## Supplied material:
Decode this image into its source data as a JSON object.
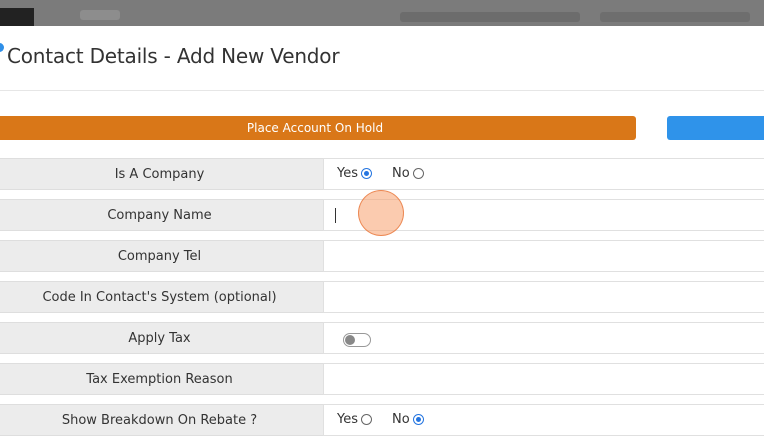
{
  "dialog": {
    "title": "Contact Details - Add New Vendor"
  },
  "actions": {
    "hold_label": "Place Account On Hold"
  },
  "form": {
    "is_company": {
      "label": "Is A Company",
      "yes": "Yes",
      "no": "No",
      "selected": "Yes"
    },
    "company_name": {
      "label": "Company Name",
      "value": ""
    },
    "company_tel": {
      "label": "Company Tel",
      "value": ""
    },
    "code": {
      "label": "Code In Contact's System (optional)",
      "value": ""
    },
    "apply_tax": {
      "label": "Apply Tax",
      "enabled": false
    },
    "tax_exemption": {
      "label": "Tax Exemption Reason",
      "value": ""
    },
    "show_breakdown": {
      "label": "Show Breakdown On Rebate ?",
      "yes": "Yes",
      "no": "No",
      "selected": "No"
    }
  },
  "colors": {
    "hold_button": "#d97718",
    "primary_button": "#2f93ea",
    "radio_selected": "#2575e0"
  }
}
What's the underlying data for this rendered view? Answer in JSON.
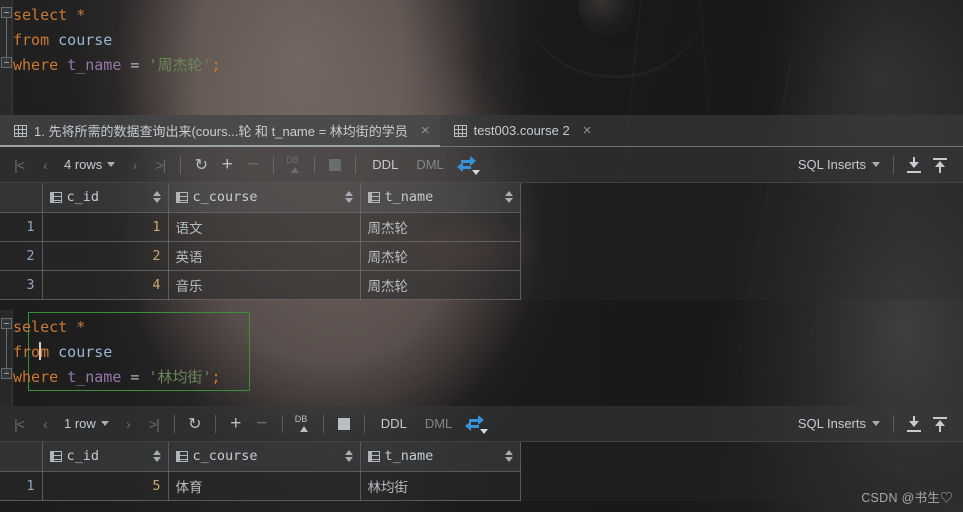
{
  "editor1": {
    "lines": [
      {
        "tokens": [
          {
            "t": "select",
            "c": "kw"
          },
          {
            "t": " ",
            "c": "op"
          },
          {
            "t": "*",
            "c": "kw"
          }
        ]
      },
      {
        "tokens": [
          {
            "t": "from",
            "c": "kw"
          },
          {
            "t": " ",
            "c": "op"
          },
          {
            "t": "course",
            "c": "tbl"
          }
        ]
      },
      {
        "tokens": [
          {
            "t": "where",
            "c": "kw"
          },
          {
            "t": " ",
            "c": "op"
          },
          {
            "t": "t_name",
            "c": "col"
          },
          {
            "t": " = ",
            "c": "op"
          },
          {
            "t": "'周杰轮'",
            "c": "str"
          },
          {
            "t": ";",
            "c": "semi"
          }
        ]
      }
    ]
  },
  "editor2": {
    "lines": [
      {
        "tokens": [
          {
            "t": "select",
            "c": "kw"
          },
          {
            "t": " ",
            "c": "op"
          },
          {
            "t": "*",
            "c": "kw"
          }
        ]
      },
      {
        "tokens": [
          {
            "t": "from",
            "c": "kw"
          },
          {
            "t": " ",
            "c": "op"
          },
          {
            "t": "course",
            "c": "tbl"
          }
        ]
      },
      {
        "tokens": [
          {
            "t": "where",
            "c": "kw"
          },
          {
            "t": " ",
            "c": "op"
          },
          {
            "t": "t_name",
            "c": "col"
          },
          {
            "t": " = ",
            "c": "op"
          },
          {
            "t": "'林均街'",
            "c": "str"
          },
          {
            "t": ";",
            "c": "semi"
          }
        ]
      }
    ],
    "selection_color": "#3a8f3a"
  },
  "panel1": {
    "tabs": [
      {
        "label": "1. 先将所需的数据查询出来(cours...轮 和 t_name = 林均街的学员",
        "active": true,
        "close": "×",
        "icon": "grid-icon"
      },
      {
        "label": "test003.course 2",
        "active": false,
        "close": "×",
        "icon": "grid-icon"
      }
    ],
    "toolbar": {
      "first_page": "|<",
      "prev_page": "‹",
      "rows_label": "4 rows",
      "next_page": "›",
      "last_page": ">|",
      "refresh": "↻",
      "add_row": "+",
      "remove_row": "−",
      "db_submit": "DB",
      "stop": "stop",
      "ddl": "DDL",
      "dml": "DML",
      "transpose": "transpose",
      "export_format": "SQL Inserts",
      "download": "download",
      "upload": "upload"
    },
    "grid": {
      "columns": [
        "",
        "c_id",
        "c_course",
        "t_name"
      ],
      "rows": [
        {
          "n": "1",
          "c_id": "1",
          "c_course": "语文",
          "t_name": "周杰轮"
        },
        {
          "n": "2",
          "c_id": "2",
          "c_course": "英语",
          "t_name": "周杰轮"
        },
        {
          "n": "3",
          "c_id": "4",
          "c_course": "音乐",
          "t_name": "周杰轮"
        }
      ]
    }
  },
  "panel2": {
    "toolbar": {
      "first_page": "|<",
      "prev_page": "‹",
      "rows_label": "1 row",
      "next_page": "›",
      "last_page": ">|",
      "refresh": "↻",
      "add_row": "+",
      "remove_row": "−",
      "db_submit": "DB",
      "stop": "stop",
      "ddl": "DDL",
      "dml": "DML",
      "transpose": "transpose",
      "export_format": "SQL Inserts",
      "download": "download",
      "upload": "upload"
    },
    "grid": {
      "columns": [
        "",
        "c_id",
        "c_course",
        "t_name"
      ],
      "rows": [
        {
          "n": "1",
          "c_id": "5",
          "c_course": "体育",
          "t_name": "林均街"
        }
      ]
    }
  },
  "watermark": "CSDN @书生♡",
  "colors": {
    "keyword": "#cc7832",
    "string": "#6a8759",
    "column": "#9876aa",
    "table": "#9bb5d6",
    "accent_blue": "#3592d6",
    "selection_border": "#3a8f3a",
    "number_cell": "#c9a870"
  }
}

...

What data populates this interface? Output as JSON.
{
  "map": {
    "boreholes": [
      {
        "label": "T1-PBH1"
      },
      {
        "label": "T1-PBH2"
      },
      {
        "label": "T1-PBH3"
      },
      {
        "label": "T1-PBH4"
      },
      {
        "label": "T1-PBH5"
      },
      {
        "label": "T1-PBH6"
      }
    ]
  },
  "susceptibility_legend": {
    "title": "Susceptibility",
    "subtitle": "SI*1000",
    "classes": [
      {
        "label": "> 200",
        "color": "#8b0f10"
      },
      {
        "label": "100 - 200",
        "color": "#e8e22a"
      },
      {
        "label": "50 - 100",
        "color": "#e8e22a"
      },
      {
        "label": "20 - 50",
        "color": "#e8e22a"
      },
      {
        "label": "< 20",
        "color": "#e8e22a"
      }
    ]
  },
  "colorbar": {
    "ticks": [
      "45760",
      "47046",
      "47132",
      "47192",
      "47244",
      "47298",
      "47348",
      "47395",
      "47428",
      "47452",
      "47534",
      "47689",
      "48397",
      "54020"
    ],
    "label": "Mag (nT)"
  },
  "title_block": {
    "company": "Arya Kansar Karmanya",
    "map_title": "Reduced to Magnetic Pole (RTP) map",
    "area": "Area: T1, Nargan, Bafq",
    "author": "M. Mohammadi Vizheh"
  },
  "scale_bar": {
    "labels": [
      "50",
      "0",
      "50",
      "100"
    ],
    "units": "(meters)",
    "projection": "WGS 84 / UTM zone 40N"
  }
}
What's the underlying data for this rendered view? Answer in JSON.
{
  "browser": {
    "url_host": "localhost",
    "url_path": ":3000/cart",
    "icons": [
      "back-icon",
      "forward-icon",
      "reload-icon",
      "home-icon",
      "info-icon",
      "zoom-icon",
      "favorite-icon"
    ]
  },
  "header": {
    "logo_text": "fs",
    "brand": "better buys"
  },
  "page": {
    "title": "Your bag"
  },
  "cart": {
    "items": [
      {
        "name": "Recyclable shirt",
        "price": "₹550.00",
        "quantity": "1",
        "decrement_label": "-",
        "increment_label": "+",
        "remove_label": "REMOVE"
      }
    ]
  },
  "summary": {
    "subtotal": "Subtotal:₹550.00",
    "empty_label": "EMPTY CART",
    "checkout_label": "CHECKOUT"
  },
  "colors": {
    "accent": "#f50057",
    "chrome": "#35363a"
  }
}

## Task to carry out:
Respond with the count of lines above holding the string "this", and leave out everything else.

## Finished task:
4